  49. 49. Chapter Review <ul><li>Primary and secondary dimensions of diversity </li></ul><ul><ul><li>Primary dimensions include gender, age, race, physical and mental abilities, and sexual orientation </li></ul></ul><ul><ul><li>Secondary dimensions include health habits, religious beliefs, ethnic customs, communication style, relationship status, income, general appearance, education, and training </li></ul></ul>
  50. 50. Chapter Review <ul><li>Formation of prejudiced attitudes </li></ul><ul><ul><li>Prejudice is an attitude based on others’ difference and ignorance, fear, and cultural conditioning </li></ul></ul><ul><ul><li>Prejudiced people tend to see others as stereotypes rather than individuals </li></ul></ul><ul><ul><li>Prejudicial attitudes are formed through childhood experiences, ethnocentrism, and economic factors </li></ul></ul>
  51. 51. Chapter Review <ul><li>Discrimination in the workplace </li></ul><ul><ul><li>Discrimination is behavior based on prejudicial attitudes </li></ul></ul><ul><ul><li>Groups protected by law </li></ul></ul><ul><ul><ul><li>Gender, age, race, disabilities, religion, military and sexual orientation </li></ul></ul></ul><ul><ul><li>Subtle discrimination based on different appearances or educational backgrounds </li></ul></ul><ul><ul><li>Subtle forms of discrimination not illegal, but they are disruptive to productive work </li></ul></ul>
  52. 52. Chapter Review <ul><li>Organizational cultures that value diversity </li></ul><ul><ul><li>Valuing diversity is an economic issue </li></ul></ul><ul><ul><li>The work force will soon consist of a minority of white men and a majority of women, people of color, and immigrants </li></ul></ul>
  53. 53. Chapter Review <ul><li>Organizational cultures that value diversity </li></ul><ul><ul><li>Competitive organizations must value diverse workers their ideas and talents </li></ul></ul><ul><ul><li>Organizations need to understand their equally diverse customers’ needs </li></ul></ul><ul><ul><li>Valuing diversity is a business imperative </li></ul></ul>

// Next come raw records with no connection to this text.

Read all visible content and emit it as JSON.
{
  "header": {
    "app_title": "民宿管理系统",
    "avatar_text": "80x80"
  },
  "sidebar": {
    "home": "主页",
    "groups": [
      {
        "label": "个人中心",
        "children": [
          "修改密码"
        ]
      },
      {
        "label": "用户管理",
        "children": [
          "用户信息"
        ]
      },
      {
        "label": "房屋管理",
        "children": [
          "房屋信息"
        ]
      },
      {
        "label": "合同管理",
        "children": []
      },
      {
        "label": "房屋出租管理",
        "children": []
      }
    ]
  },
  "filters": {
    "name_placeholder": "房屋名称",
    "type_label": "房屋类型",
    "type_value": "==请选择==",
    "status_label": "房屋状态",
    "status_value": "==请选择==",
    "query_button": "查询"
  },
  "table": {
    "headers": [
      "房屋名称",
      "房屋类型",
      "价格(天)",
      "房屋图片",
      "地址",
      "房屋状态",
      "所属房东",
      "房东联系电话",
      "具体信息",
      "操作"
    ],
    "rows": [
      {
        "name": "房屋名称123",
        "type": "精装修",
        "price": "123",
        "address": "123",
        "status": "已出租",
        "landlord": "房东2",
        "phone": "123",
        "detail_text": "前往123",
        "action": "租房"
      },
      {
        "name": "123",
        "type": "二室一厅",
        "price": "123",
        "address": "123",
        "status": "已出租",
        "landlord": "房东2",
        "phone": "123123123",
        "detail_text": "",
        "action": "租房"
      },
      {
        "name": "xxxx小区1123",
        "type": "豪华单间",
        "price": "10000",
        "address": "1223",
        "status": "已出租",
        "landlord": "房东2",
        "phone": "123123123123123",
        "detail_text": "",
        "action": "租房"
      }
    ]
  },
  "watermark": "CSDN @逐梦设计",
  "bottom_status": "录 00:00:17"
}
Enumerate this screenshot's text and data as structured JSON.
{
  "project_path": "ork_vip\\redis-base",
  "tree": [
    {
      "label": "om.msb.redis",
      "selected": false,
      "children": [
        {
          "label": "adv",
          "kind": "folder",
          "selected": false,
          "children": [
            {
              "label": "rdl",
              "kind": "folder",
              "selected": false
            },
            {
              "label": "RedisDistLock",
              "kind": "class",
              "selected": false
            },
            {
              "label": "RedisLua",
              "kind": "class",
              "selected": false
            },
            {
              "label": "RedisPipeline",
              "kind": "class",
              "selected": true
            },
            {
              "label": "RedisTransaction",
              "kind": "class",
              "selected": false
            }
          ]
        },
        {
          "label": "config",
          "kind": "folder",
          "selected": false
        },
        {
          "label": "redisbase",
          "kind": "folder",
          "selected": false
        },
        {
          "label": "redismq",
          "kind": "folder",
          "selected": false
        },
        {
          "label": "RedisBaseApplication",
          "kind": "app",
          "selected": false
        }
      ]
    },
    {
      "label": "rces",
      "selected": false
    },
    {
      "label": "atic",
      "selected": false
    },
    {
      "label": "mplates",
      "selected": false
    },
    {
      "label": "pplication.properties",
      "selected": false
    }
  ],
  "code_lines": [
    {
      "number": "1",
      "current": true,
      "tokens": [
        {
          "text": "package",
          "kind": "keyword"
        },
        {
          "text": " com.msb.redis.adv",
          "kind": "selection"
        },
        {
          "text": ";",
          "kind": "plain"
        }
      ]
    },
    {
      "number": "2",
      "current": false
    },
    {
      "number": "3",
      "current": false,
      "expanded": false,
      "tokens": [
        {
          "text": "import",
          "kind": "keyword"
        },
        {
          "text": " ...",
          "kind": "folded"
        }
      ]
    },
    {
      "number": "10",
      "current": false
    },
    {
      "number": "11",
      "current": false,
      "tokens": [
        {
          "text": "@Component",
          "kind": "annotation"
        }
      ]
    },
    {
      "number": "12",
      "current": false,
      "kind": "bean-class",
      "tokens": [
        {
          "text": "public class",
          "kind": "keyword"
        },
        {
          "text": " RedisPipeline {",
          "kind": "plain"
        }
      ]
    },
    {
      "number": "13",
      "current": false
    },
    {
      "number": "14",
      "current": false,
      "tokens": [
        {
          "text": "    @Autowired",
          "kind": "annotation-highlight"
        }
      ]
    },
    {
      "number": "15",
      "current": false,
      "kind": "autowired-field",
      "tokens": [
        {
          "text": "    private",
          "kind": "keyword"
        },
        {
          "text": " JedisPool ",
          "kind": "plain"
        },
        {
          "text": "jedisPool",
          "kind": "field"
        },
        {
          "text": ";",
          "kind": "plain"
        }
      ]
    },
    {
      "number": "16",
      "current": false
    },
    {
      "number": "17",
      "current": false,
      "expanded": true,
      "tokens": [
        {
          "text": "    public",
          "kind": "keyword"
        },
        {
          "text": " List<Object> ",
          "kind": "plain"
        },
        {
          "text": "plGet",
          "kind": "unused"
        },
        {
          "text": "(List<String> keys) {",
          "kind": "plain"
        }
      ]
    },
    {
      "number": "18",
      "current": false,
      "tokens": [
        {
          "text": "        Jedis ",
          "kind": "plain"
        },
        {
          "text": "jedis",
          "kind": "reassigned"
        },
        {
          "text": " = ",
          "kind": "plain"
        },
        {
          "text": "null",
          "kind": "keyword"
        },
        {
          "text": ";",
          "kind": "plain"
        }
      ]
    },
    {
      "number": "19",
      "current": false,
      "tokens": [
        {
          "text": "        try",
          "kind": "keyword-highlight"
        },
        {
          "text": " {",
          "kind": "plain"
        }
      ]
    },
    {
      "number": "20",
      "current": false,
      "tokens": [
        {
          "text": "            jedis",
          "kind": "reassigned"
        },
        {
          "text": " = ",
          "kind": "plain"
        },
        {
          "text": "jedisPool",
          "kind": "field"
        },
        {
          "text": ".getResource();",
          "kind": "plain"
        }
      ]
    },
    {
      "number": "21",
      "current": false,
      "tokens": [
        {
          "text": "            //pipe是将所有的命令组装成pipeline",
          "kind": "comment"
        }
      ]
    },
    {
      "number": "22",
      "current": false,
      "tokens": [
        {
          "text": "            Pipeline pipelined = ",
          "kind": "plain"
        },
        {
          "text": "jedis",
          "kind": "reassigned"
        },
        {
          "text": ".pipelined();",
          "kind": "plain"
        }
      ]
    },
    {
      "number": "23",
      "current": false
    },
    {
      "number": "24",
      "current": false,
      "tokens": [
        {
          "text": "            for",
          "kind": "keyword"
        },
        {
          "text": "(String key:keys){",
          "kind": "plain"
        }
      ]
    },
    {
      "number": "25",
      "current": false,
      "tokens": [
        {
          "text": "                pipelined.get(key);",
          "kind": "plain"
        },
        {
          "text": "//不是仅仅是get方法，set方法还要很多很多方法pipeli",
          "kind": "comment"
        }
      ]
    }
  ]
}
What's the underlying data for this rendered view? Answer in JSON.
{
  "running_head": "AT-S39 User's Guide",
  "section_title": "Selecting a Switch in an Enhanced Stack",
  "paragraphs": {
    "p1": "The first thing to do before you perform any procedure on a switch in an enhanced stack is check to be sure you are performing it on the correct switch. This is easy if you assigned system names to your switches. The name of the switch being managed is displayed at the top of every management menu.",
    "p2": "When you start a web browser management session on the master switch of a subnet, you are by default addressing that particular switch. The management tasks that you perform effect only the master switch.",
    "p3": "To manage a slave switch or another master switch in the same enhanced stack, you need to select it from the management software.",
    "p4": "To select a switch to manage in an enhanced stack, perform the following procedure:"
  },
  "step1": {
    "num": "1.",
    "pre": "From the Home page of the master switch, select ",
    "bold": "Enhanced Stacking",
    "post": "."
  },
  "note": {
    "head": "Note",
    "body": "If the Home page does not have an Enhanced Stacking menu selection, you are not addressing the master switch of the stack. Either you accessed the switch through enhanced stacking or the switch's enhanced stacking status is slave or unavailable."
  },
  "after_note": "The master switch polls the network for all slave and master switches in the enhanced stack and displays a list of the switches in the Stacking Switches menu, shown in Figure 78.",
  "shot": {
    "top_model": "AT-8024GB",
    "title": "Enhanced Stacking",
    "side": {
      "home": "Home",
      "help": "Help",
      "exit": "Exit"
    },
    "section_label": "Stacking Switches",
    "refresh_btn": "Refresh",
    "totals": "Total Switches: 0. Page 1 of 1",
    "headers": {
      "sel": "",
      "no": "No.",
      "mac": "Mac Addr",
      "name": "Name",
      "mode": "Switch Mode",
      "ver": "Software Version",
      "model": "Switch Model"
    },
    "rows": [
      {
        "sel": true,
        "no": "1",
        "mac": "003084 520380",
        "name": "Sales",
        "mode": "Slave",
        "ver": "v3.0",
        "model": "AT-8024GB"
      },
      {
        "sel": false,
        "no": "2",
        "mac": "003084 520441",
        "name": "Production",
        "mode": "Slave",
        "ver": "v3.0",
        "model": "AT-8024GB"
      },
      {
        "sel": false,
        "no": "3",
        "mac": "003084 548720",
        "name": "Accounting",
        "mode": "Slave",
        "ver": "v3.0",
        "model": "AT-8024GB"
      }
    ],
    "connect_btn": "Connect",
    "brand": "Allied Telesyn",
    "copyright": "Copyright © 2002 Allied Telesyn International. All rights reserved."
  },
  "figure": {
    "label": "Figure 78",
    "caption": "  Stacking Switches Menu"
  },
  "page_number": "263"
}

  54. 54. Chapter Review <ul><li>Individual and organizational diversity </li></ul><ul><ul><li>Individuals can </li></ul></ul><ul><ul><ul><li>Let go of their stereotypes </li></ul></ul></ul><ul><ul><ul><li>Honestly evaluate their prejudiced attitudes </li></ul></ul></ul><ul><ul><ul><li>Develop sensitivity to differences </li></ul></ul></ul><ul><ul><ul><li>Develop their personal diversity programs </li></ul></ul></ul><ul><ul><li>Organizations must </li></ul></ul><ul><ul><ul><li>Value individual differences </li></ul></ul></ul><ul><ul><ul><li>Implement practices that respect diversity </li></ul></ul></ul><ul><ul><ul><li>Training should be a committed process </li></ul></ul></ul><ul><ul><ul><li>Seek out, employ, and develop diversity </li></ul></ul></ul>
  55. 55. Chapter Review <ul><li>Affirmative action programs </li></ul><ul><ul><li>Affirmative action guidelines have helped bring fairness in hiring and promotion </li></ul></ul><ul><ul><li>Critics say affirmative action is discriminatory because it allows preferential treatment </li></ul></ul><ul><ul><li>These preferences may no longer make sense given the changing demographics of today’s work force </li></ul></ul>